Use the Right Tools
Changes to practice management software and other systems are a necessary part of ICD-10 implementation, and leading vendors are offering new documentation tools. If your practice hasn’t already implemented an EMR, this is your best time to look into adoption because HITECH stimulus funds are still available. Customizable templates are offered by many EMR vendors.

Embrace the Data Advances
No one likes change, but ICD-10 offers new opportunities to evaluate patient trends and outcomes. Changes occurring from HIPAA 5010 paved the way for industry advances such as real-time claims comparisons on nationwide 835 remittances, which lets physicians compare their utilization, reimbursement, productivity, and audit risks to determine if they are an outlier next to peers in their state and nationally. ICD-10 is more detailed but also provides the benefits of increased transparency.

Practices that haven’t started gearing up for the ICD-10 transition will lose an important advantage.

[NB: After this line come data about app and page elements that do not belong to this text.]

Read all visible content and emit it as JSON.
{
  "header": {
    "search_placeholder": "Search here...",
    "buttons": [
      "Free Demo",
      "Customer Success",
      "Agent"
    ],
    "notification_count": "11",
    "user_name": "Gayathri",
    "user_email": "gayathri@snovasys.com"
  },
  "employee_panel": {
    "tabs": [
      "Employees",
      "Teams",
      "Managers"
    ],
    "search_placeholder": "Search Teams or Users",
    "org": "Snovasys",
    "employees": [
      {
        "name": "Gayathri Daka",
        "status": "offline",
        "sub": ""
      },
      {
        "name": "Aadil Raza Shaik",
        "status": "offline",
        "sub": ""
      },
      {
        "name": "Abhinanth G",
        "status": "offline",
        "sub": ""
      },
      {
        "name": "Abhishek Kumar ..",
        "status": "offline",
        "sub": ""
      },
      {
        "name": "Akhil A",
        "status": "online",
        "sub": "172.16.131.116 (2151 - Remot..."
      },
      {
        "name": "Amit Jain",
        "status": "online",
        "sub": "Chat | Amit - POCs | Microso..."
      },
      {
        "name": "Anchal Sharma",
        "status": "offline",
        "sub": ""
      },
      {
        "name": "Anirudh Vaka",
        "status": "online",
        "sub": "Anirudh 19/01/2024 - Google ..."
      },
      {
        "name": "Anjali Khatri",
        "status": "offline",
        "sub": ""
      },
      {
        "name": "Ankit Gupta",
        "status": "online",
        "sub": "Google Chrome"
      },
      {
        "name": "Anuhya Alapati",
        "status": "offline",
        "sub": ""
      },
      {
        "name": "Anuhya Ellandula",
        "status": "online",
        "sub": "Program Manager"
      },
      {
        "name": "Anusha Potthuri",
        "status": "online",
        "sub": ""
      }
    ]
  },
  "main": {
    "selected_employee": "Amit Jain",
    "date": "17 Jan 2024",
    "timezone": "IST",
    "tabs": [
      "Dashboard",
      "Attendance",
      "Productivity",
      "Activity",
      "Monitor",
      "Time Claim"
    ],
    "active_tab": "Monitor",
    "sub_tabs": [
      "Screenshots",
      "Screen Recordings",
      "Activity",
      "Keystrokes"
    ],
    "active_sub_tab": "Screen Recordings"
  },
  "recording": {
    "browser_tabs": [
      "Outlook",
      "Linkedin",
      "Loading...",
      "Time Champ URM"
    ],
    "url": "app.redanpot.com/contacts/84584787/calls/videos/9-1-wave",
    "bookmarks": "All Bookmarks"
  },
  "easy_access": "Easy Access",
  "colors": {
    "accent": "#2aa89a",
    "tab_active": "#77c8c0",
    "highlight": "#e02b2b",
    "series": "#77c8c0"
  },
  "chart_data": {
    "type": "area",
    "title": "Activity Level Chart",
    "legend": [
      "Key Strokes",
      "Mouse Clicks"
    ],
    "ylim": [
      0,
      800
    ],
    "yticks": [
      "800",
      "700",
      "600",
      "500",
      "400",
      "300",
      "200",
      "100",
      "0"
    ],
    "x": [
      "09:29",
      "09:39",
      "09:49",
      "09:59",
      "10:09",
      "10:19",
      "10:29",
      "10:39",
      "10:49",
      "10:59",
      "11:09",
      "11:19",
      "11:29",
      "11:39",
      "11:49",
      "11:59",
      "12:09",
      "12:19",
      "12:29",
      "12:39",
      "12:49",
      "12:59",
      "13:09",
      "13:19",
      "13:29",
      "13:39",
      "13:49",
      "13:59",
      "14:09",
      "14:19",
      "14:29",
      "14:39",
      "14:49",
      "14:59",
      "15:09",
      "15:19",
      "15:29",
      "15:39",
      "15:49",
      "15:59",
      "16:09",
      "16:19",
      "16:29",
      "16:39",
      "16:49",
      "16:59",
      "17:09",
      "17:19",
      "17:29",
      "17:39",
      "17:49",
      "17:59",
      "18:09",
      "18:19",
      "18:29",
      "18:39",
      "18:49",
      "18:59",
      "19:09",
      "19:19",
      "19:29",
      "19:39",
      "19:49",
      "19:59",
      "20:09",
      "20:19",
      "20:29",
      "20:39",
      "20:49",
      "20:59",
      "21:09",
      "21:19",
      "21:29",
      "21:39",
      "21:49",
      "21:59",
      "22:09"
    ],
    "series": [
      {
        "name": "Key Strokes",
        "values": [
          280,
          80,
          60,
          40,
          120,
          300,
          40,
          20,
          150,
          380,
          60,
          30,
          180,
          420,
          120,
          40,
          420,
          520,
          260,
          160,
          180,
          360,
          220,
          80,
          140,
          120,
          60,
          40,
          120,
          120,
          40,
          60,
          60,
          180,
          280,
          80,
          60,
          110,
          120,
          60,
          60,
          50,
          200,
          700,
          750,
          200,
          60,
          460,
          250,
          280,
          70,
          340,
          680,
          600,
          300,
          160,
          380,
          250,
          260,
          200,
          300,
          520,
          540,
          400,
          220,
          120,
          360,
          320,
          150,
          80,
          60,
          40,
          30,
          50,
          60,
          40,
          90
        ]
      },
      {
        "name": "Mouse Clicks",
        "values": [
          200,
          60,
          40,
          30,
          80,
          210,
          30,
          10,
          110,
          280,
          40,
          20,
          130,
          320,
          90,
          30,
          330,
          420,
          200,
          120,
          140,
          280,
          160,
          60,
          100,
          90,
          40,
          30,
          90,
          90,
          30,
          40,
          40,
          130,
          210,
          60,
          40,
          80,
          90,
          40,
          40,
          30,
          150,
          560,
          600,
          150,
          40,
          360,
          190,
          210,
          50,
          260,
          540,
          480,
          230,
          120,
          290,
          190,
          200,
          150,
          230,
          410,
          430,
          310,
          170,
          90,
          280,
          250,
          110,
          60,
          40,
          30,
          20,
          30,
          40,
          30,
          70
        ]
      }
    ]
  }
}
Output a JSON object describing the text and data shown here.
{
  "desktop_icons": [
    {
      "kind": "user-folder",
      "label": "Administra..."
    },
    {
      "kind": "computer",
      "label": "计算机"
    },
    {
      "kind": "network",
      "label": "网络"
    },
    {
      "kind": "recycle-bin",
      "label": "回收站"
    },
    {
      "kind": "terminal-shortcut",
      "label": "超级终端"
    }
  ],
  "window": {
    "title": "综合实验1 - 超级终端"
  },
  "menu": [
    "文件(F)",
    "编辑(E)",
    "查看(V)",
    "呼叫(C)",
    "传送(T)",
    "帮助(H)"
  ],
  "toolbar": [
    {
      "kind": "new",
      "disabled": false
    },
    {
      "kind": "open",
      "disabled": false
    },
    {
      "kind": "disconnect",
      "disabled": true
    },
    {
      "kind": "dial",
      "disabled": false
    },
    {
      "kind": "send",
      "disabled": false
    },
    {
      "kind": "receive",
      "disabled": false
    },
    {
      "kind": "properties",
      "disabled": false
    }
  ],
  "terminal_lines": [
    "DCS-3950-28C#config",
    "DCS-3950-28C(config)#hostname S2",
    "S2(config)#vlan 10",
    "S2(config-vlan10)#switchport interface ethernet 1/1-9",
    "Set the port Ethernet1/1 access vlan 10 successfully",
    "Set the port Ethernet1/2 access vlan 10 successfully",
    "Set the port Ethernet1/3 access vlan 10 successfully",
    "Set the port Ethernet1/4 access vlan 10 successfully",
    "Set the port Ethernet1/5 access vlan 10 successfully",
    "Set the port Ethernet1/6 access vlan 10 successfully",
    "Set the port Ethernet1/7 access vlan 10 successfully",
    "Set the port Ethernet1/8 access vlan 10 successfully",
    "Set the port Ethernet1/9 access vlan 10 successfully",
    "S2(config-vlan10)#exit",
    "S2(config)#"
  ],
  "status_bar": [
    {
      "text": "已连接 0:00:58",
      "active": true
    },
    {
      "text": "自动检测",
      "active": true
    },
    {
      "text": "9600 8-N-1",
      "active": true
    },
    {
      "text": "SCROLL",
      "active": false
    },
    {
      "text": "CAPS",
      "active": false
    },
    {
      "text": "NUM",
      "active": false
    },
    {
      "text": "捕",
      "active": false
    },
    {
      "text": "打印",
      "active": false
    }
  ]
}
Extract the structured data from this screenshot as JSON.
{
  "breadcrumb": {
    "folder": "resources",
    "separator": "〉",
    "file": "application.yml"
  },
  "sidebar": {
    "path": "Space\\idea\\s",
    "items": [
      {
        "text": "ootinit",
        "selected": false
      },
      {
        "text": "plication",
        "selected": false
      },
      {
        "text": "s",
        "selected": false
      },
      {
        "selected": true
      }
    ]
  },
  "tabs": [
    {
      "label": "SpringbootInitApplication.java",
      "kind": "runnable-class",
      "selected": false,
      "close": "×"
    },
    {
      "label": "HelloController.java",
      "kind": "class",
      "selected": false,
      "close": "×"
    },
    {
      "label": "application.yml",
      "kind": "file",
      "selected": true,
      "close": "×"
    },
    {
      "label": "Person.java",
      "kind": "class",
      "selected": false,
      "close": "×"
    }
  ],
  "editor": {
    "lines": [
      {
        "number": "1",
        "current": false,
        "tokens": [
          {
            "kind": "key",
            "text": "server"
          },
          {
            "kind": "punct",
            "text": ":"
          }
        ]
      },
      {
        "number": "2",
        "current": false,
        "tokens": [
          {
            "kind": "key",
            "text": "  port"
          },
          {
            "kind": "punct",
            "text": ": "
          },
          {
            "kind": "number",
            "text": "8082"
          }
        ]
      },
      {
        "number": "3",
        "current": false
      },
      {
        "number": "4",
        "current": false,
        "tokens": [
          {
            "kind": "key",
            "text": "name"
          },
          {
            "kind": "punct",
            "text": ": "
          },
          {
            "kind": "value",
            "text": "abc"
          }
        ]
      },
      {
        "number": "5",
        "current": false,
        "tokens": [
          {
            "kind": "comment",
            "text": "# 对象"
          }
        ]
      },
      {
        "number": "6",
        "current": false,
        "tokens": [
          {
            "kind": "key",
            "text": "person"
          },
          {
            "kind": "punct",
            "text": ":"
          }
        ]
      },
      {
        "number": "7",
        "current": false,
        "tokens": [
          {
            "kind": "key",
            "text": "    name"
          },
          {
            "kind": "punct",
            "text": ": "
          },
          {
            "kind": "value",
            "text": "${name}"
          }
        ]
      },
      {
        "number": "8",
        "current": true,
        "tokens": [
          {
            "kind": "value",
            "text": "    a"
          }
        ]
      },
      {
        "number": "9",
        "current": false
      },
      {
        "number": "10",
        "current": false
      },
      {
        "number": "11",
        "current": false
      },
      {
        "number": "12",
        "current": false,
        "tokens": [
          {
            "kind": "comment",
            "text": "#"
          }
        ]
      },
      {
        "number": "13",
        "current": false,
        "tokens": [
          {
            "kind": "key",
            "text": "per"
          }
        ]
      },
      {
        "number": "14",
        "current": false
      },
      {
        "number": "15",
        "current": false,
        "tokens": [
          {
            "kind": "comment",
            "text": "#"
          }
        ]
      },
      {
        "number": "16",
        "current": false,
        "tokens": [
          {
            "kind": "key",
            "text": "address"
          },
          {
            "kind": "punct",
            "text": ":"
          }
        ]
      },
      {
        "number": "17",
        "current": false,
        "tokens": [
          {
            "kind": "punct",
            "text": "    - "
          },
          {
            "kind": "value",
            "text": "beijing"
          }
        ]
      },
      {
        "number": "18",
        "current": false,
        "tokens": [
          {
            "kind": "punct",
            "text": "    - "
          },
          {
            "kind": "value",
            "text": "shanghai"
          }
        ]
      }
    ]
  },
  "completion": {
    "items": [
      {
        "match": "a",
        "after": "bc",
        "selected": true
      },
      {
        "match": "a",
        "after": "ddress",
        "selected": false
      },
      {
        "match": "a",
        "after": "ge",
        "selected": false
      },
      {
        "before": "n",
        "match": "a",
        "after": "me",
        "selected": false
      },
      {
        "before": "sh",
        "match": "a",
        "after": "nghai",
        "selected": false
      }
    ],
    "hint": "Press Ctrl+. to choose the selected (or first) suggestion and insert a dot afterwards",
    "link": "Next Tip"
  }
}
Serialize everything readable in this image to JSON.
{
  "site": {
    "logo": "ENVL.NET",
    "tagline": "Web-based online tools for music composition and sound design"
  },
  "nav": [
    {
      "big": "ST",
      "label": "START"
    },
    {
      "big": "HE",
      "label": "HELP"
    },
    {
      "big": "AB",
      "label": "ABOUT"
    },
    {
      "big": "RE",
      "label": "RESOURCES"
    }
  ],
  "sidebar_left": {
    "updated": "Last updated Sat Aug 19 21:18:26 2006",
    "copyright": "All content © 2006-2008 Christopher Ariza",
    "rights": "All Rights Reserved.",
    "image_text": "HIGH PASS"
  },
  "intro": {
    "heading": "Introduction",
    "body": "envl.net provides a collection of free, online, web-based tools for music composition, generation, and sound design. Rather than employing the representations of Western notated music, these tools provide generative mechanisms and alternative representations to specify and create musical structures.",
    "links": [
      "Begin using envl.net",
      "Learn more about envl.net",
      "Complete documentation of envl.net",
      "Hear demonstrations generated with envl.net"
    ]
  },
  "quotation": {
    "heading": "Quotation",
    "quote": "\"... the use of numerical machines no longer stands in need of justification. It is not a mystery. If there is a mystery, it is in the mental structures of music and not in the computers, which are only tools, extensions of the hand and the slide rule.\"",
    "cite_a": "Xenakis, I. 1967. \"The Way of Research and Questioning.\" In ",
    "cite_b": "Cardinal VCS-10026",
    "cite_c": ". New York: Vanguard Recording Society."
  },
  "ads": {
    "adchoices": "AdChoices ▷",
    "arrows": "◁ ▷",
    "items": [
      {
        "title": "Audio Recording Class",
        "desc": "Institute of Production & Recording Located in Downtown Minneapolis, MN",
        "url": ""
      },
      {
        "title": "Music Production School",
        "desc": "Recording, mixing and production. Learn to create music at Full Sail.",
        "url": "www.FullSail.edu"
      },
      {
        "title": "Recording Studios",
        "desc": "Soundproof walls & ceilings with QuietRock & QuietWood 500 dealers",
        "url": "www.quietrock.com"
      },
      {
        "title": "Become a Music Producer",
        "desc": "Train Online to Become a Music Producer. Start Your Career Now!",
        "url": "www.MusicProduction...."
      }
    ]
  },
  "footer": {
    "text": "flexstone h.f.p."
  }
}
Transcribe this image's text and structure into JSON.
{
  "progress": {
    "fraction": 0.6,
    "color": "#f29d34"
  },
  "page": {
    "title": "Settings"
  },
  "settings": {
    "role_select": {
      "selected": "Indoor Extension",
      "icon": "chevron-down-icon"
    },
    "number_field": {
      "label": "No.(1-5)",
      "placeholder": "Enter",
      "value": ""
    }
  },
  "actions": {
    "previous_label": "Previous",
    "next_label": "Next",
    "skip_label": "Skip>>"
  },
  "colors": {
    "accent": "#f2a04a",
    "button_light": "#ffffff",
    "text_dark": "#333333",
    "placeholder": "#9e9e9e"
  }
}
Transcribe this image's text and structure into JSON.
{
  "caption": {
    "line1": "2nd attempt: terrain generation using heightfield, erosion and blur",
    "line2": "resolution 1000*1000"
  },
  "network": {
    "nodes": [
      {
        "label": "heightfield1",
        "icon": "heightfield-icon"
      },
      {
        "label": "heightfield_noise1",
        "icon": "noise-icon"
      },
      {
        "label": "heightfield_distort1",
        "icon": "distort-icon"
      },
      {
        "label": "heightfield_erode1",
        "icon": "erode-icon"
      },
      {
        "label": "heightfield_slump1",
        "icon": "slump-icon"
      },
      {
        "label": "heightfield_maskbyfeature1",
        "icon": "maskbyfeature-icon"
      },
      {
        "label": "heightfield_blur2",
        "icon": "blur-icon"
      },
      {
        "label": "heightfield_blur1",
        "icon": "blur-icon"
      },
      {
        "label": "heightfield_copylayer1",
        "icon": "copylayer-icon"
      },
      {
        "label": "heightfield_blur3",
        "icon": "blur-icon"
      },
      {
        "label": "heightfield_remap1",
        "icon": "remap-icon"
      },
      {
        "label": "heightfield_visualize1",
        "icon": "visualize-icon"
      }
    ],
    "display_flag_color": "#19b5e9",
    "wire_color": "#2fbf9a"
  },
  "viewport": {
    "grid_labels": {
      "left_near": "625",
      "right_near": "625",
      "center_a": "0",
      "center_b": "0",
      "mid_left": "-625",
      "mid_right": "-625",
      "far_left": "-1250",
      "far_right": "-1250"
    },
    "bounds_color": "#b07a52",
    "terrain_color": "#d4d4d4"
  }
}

Preparing now spreads the necessary work and training across nearly two years rather than facing it all at one time and sacrificing focus from patient care. Educated staff and tailored documentation training for physicians are the most important steps a practice can take now to reduce revenue cycle and productivity risks.

— Stephanie L. Cecchini, CPC, CEMC, CHISP, is an executive-level healthcare operations consultant at Trust Healthcare Consulting Services, LLC who has provider, payer, and third-party expertise.